Fillings: You have to have cheese and plenty of it. This is not time to cry diet. Make your life easier and buy the grated mozzarella. Fresh mozzarella is too wet and causes sogginess, so don't get too fancy. I highly recommend ricotta cheese, especially if you put anything spicy in the calzone. Olives and spinach are excellent, but you can do any combination of things. One thing to watch out for in the veg is the amount of water that cooks off when heated. Spinach is lovely, but you should blanch it and squeeze out the excess water so it doesn’t make your calzone really soggy and watery. Mushrooms are okay, but broccoli cooks off a lot of liquid also. My favorite is spinach, mushroom and meatball with red pepper flakes or jalapenos and ricotta. Yum! This is a great thing to make for friends that are vegetarian because you can easily customize for everyone!
Assembly: It is not as scary as it sounds. Once you have made one you will see how easy it is.

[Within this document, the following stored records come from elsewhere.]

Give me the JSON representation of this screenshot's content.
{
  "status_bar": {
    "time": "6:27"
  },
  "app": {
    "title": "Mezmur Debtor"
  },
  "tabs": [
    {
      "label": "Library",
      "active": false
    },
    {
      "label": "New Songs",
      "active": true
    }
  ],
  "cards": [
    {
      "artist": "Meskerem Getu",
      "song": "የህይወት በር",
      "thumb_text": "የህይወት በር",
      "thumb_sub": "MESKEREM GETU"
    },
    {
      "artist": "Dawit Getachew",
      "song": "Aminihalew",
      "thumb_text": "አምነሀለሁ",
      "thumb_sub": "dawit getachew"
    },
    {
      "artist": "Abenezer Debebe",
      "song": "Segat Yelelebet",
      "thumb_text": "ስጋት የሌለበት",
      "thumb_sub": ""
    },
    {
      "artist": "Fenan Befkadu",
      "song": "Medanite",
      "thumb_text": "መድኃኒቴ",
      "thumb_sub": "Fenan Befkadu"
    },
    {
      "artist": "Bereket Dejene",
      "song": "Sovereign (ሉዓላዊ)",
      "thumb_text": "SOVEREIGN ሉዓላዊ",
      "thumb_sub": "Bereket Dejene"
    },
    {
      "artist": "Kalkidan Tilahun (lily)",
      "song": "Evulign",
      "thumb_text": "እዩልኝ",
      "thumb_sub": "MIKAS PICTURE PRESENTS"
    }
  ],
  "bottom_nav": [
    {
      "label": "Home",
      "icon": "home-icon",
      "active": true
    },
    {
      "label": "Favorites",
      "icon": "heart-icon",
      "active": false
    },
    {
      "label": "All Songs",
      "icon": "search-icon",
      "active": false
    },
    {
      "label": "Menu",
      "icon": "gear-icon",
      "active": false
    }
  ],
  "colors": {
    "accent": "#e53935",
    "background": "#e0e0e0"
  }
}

Roll out dough to a circle (not too thin or the pressure of the filling will make it burst=disaster) and put a small handful of grated cheese in the middle; this will make a barrier so the heavy ingredients aren’t pushing at the back of the calzone and forming a hole. You are going to build a mound from the middle forward so you can fold the part nearest to you over and make a half moon. Add a spoon of ricotta on the cheese and the meat or main veg onto the top of that. Pour 1/2 cup sauce over the mixture. Add the remaining toppings and then more grated cheese, about a cup (Pete’s uses 8 oz if I remember right). Fold over the half of the circle on top of each other and line the edges up. Starting on the left side, put your thumb down on its side and use your right hand to fold the dough over it. Pinch down to seal as you go around the half circle. Repeat until you have a neat "roll" all the way around the calzone. If this is too tricky, use a fork around the edges to seal it. Air bubbles in the calzone are good, holes bad. Cheese in the roll looks a bit messy, but it's delicious. Now, if you are making different calzones for everyone, take a bit of the main ingredient and put it on the corner of the roll (small piece of pepperoni, mushroom, and olive) so you can identify after they come out of the oven. Otherwise, chaos trying to tell them apart. Bake for about 15-20 minutes in a hot oven, around 425 degrees. If the top gets dark, put a small hat of tinfoil over the top.
Three notes for eating:
• A half cup of sauce over the top is REALLY good. I make extra sauce just for this.
• They are VERY HOT inside, so take a fork and break open the top like a vent and let it cool a second, even though it’s very tempting to start wolfing it down.
• They are really filling. Make half-size baby calzones for kids and some adults. I recommend half size portions if you are drinking beer with them because you will want to take over the sofa like sea lion afterwards. And perhaps not flattering for a date to look six months pregnant.